> **Aim of the exercise**
The expected output is a copy of every line in the records with the string "true".

> **Extracted material**
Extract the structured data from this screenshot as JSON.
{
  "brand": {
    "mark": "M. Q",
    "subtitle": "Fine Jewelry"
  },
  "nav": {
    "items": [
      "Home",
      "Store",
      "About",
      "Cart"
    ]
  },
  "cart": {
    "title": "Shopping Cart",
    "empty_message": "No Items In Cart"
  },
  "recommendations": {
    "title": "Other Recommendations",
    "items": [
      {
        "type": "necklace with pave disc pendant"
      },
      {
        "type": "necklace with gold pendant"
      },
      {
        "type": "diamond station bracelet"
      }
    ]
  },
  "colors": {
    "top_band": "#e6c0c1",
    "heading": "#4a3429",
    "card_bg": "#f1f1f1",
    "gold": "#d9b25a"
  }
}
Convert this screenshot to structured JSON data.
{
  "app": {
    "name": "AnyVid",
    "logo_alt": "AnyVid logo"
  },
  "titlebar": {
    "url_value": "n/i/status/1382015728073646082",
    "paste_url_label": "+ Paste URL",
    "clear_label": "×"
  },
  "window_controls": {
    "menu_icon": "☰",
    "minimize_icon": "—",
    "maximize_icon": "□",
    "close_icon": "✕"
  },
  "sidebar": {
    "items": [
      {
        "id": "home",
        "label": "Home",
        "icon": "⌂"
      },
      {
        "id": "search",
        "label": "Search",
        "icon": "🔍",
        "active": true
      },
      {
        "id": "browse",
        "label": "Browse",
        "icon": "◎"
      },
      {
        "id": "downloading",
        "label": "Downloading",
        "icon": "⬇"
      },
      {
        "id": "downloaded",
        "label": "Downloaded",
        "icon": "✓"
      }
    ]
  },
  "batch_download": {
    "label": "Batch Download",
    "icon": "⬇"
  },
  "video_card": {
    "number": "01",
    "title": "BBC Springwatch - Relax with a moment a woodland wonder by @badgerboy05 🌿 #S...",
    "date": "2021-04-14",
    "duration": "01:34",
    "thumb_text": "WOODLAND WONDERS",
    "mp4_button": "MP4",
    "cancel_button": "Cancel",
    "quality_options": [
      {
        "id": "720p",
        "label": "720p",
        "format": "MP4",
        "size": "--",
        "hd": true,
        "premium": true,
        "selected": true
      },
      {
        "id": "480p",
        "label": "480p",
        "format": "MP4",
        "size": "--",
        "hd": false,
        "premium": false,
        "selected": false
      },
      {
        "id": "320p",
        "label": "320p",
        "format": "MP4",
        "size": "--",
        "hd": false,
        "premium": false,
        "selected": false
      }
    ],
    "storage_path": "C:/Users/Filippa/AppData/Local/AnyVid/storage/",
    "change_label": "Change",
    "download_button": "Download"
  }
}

> **Reply to the task**
        "active": true
        "hd": true,
        "premium": true,
        "selected": true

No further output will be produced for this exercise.